\ begin {aligned}&\ zeta = 1.2A + 1.4B + 3.3C + 0.6D + 1.0E \\&\ textbf {where:} \\&\ text {Zeta}(\zeta) = \ text {The Altman } Z \ text {-score} \\&A = \ text {liquid funds/all assets} \\&B = \text {retained income/all assets} \\&C = \text {Premium and Earnings Before Allocation (EBIT) / total} \\&\ qquad \ text {assets} \\&D = \ text {market value estimate/book estimate of all outstanding debts} \\&E = \ text {sales/absolute assets} \ end {aligned}

ζ = 1.2A + 1.4B + 3.3C + 0.6D + 1.0E

where is it:

### Zeta (ζ) = Ultraman Z score

A = working capital/total resources

B = retained profit/all resources

### C = Earnings Before Premiums and Expenses (EBIT) / Full Payment

Resources

D = Estimated market value/estimated full book debt

E = sales/complete resources

</ s> </ s> </ s> </ s> </ s>

Generally, a score below 1.8 indicates that the organization is likely to begin liquidation. On the other hand, organizations with a score of more than 3 are more reluctant to accept liquidation.

## z score formula and standard deviation

The standard deviation is basically an impression of the internal volatility measurement of a given information base. The standard deviation is determined by first determining the comparison between each information point and the average value. Then, square the difference, add up, and reach the midpoint. This makes a difference. The standard deviation is the bottom square of the change.

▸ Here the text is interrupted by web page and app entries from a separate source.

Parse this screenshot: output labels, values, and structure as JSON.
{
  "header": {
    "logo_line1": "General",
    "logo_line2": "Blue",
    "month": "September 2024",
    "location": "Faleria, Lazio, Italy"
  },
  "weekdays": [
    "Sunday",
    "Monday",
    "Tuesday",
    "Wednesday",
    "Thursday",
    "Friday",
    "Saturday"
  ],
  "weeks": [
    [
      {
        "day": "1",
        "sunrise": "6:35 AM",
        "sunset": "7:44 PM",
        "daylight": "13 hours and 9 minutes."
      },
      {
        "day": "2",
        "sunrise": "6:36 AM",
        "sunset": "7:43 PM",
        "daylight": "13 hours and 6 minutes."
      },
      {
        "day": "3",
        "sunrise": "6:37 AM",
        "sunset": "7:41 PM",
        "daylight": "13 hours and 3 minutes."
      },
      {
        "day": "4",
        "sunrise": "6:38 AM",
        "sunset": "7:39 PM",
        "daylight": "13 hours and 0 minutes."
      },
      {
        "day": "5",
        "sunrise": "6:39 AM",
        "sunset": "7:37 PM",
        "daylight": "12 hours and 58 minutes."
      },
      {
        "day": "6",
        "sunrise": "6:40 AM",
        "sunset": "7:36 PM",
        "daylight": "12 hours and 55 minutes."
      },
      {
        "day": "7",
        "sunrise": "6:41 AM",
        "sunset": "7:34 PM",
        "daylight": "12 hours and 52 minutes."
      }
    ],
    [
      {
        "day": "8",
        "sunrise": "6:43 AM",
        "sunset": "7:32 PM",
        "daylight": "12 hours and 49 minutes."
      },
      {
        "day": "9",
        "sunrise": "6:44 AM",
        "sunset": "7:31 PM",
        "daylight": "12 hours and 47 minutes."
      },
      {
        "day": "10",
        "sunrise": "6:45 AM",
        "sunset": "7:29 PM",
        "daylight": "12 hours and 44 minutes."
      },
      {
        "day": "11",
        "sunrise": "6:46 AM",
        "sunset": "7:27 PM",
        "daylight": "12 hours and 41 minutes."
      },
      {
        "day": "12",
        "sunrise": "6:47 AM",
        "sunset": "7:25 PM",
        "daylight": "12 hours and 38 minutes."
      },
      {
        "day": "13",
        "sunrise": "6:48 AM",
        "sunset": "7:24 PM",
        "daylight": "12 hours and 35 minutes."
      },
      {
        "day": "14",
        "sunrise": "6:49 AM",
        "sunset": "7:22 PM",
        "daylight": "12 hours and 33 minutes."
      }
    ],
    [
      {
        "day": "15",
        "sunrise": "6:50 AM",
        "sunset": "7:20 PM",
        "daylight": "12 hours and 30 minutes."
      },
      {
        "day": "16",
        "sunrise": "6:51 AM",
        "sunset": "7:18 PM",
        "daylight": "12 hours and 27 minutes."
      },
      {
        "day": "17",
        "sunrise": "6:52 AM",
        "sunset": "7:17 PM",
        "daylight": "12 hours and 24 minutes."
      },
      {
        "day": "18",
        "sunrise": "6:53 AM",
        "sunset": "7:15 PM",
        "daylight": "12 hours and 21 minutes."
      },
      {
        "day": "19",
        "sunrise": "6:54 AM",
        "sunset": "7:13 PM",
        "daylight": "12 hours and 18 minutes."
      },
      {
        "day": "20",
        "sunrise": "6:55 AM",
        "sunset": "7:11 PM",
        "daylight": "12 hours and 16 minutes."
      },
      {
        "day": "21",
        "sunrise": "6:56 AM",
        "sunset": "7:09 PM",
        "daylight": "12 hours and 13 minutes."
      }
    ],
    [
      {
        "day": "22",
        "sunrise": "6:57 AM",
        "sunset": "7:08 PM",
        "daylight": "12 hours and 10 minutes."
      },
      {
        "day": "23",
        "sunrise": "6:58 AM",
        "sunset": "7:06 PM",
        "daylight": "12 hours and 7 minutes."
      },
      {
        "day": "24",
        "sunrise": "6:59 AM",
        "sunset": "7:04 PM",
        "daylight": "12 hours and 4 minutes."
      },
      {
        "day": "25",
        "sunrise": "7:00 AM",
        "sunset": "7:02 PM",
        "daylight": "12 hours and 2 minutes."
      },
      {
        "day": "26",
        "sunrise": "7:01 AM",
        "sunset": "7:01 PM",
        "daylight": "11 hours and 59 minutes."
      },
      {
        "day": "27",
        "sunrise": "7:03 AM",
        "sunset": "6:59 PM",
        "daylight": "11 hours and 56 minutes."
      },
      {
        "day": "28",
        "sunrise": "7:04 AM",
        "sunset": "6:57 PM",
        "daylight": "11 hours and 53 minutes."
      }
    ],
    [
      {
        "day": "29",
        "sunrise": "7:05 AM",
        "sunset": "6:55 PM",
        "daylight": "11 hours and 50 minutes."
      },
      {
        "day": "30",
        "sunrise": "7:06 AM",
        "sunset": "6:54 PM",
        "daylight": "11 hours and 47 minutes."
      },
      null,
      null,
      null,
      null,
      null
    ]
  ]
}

On the other hand, the Z score is the amount of standard deviation. Between a given information point and the average value. For information focal points below the mean, the Z score is negative. In most huge information indexes, 99% of the quality Z scores are between -3 and 3. It means they exist in three standard deviations above and below the mean.

#### Z score response

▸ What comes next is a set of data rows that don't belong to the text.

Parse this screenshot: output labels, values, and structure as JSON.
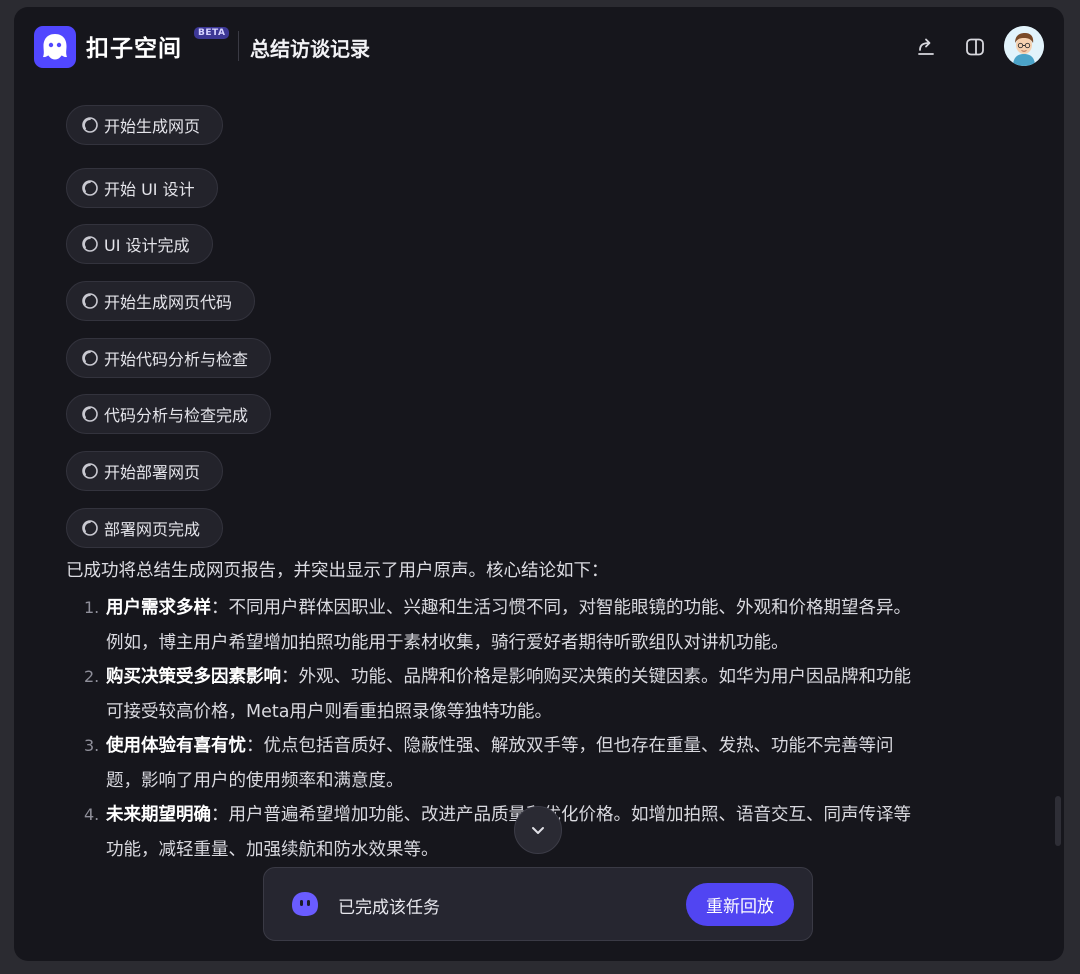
{
  "header": {
    "brand": "扣子空间",
    "beta": "BETA",
    "title": "总结访谈记录"
  },
  "steps": [
    "开始生成网页",
    "开始 UI 设计",
    "UI 设计完成",
    "开始生成网页代码",
    "开始代码分析与检查",
    "代码分析与检查完成",
    "开始部署网页",
    "部署网页完成"
  ],
  "summary": {
    "intro": "已成功将总结生成网页报告，并突出显示了用户原声。核心结论如下：",
    "points": [
      {
        "num": "1.",
        "title": "用户需求多样",
        "sep": "：",
        "line1": "不同用户群体因职业、兴趣和生活习惯不同，对智能眼镜的功能、外观和价格期望各异。",
        "line2": "例如，博主用户希望增加拍照功能用于素材收集，骑行爱好者期待听歌组队对讲机功能。"
      },
      {
        "num": "2.",
        "title": "购买决策受多因素影响",
        "sep": "：",
        "line1": "外观、功能、品牌和价格是影响购买决策的关键因素。如华为用户因品牌和功能",
        "line2": "可接受较高价格，Meta用户则看重拍照录像等独特功能。"
      },
      {
        "num": "3.",
        "title": "使用体验有喜有忧",
        "sep": "：",
        "line1": "优点包括音质好、隐蔽性强、解放双手等，但也存在重量、发热、功能不完善等问",
        "line2": "题，影响了用户的使用频率和满意度。"
      },
      {
        "num": "4.",
        "title": "未来期望明确",
        "sep": "：",
        "line1": "用户普遍希望增加功能、改进产品质量和优化价格。如增加拍照、语音交互、同声传译等",
        "line2": "功能，减轻重量、加强续航和防水效果等。"
      }
    ]
  },
  "taskbar": {
    "status": "已完成该任务",
    "replay_label": "重新回放"
  },
  "colors": {
    "accent": "#5145f2",
    "background": "#16161c",
    "pill": "#23232b"
  },
  "icons": [
    "share-icon",
    "sidebar-toggle-icon",
    "spinner-icon",
    "chevron-down-icon",
    "bot-icon"
  ]
}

The Z score should be determined and deciphered carefully. For example, Z scores are not sensitive to fake bookkeeping rehearsals. Since organizations in trouble may scurry around or conceal their financial status. The Z score is as accurate as the information entered.

In addition, for news organizations with little or no income, Z scores are not particularly feasible. Although their actual financial situation is good, the scores of these organizations will below. In addition, the Z-score cannot solve the organization’s revenue. Perhaps it just uses the ratio of networking capital to resources to imply it.

Ultimately, if the organization records a discount, the Z-score can change from one quarter to another. These occasions may change the final score and may dishonestly suggest that. The organization is close to the brink of liquidation.

#### How do you calculate the z score formula?

The formula for calculating the z score is z = (x-μ)/σ. Where x is the original score, μ is the overall average. And σ is the overall standard deviation. As the formula shows. The z-score is the original score minus the overall average. And then divided by the overall standard deviation.

Do you round up when you find the z score?

To use this table is much easier than at first glance. We start with a z-score of 0.67 (if our z-score has more than two decimal places. For example, our decimal place is 0.6667, we will take it Round off or drop accordingly; therefore, 0.6667 will become 0.67).

#### What does the z score formula tell you?

Z-score is a numerical measure that describes. The relationship between a value and the average of a set of values. The Z score is measured based on the standard deviation from the average. If the Z score is 0, it means that the score of the data point is the same as the average score.

Can I sum the z scores?

The average value of the z-score is always 0. The standard deviation of the z-score is always 1. The graph of the z-score distribution always has the same shape as the original distribution of sample values. The sum of Z-score squares is always equal to the number of Z-score values.